Sexuality and Contraception (Chapter 1).  Higgins and Davis. 2011. In: Contraceptive Technology, 20th Revised Edition. Robert A. Hatcher, James Trussell, Anita L. Nelson, Willard Cates, Jr., Deborah Kowal, eds. New York: Ardent Media, Inc. Pages 1-28.

Sex as “Risk of Conception”?: Sexual Frames within the Family Planning Field. Higgins. 2010. In Handbook of Sexuality, Health, and Rights. Peter Aggleton and Richard Parker, eds. New York: Routledge. 153-163.

Arousal Loss Associated with Condoms and Risk of Pregnancy: Implications for Women’s and Men’s Sexual Risk Behaviors. Higgins, Tanner, and Janssen. 2009. Perspectives on Sexual and Reproductive Health 41(3):150-157.

‘Better than Nothing’ or Savvy Risk Reduction Practice? The Importance of Withdrawal. 2009. Jones, Fennell, Higgins, et al. Contraception 79(6):407-410.

Relationships between Contraceptive Method and Sexual Pleasure and Satisfaction: Results from the Women’s Wellbeing and Sexuality Study. Higgins, Hoffman, Graham, and Sanders. 2008. Sexual Health 5(4): 321-330.

Pleasure, Power, and Inequality: Incorporating Sexuality Into Research on Contraceptive Use. Higgins and Hirsch. 2008. American Journal of Public Health 98(10): 1803-1813.

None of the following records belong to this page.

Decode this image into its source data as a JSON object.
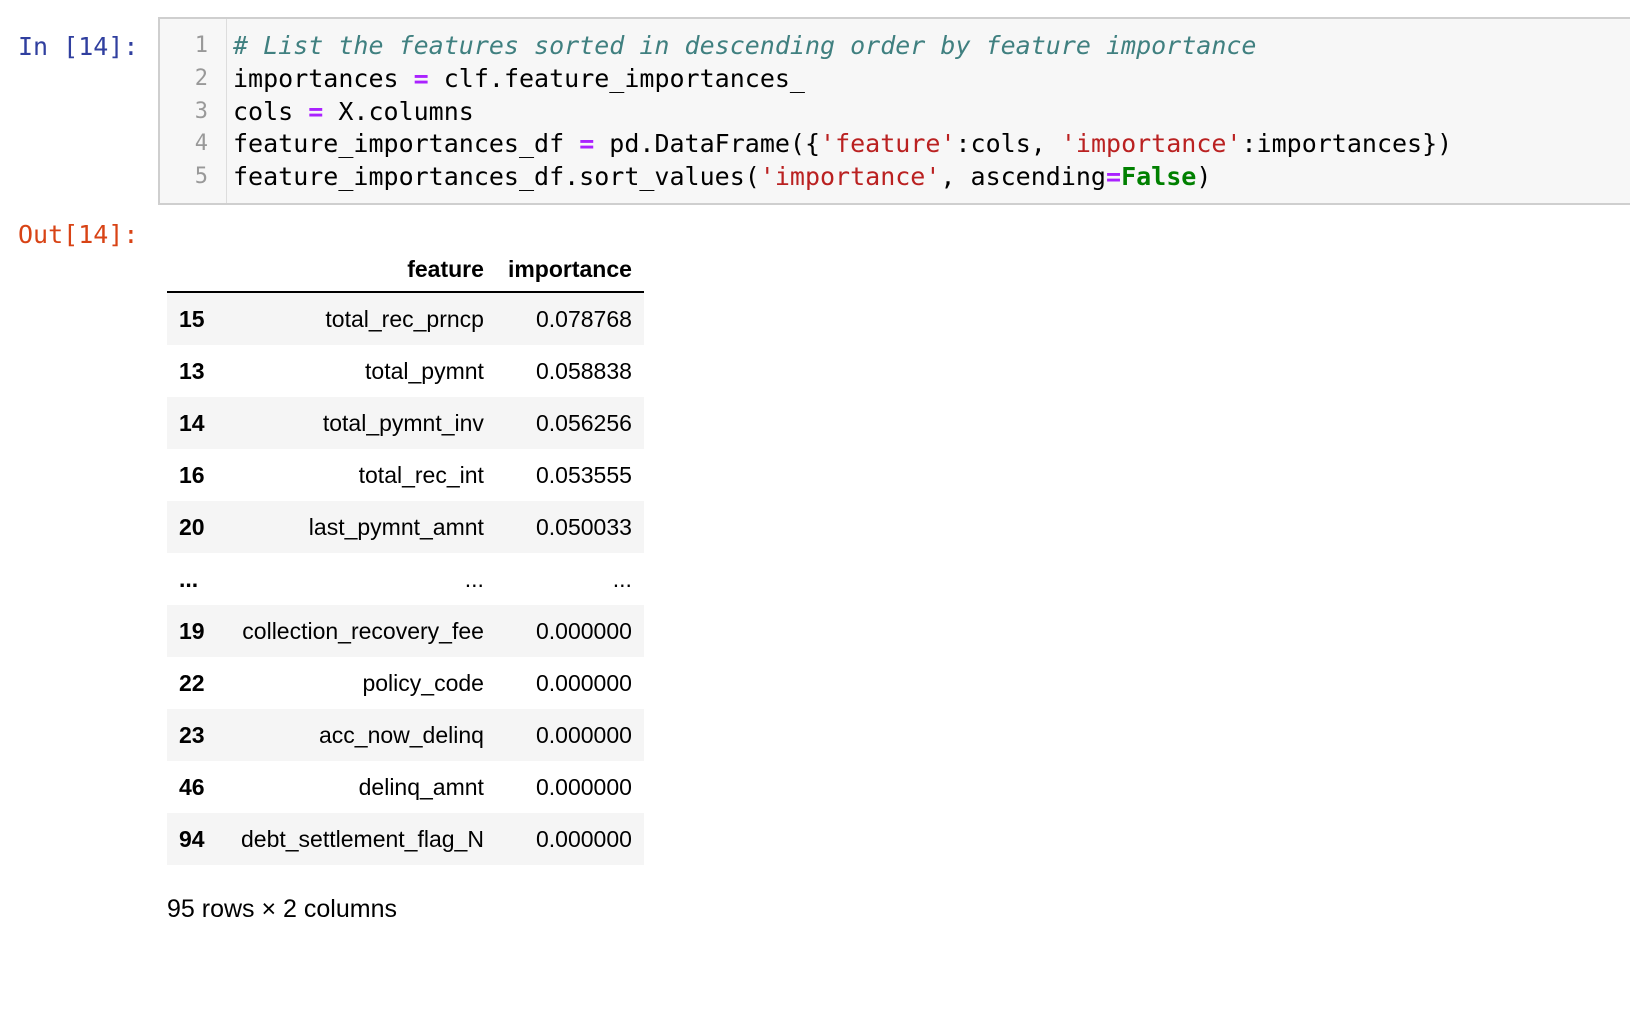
{
  "input_prompt": "In [14]:",
  "output_prompt": "Out[14]:",
  "code": {
    "line_numbers": [
      "1",
      "2",
      "3",
      "4",
      "5"
    ],
    "line1": {
      "comment": "# List the features sorted in descending order by feature importance"
    },
    "line2": {
      "a": "importances ",
      "op": "=",
      "b": " clf.feature_importances_"
    },
    "line3": {
      "a": "cols ",
      "op": "=",
      "b": " X.columns"
    },
    "line4": {
      "a": "feature_importances_df ",
      "op": "=",
      "b": " pd.DataFrame({",
      "s1": "'feature'",
      "c": ":cols, ",
      "s2": "'importance'",
      "d": ":importances})"
    },
    "line5": {
      "a": "feature_importances_df.sort_values(",
      "s1": "'importance'",
      "b": ", ascending",
      "op": "=",
      "kw": "False",
      "c": ")"
    }
  },
  "table": {
    "columns": [
      "",
      "feature",
      "importance"
    ],
    "rows": [
      {
        "index": "15",
        "feature": "total_rec_prncp",
        "importance": "0.078768"
      },
      {
        "index": "13",
        "feature": "total_pymnt",
        "importance": "0.058838"
      },
      {
        "index": "14",
        "feature": "total_pymnt_inv",
        "importance": "0.056256"
      },
      {
        "index": "16",
        "feature": "total_rec_int",
        "importance": "0.053555"
      },
      {
        "index": "20",
        "feature": "last_pymnt_amnt",
        "importance": "0.050033"
      },
      {
        "index": "...",
        "feature": "...",
        "importance": "..."
      },
      {
        "index": "19",
        "feature": "collection_recovery_fee",
        "importance": "0.000000"
      },
      {
        "index": "22",
        "feature": "policy_code",
        "importance": "0.000000"
      },
      {
        "index": "23",
        "feature": "acc_now_delinq",
        "importance": "0.000000"
      },
      {
        "index": "46",
        "feature": "delinq_amnt",
        "importance": "0.000000"
      },
      {
        "index": "94",
        "feature": "debt_settlement_flag_N",
        "importance": "0.000000"
      }
    ]
  },
  "shape_caption": "95 rows × 2 columns"
}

Pleasure, Prophylaxis, and Procreation: A Qualitative Analysis of Intermittent Contraceptive Use and Unintended Pregnancy. Higgins, Hirsch, and Trussell. 2008. Perspectives on Sexual and Reproductive Health 40(3): 130-137.

Microbicide Acceptability: Insights for Future Directions from Providers and Policy Makers. Hoffman, Cooper, Ramjee, et al. 2008. AIDS Education & Prevention 20(2): 188-202.

The Pleasure Deficit: Revisiting the “Sexuality Connection” in Reproductive Health. Higgins and Hirsch. 2007. Perspectives on Sexual Reproductive Health 39(4): 240-247 and International Family Planning Perspectives 33(3): 133-139.

Sexy Feminisms & Sexual Health: Theorizing Heterosex, Pleasure and Constraint in Public Health Research. Higgins. 2007. Atlantis 31(2): 72-81.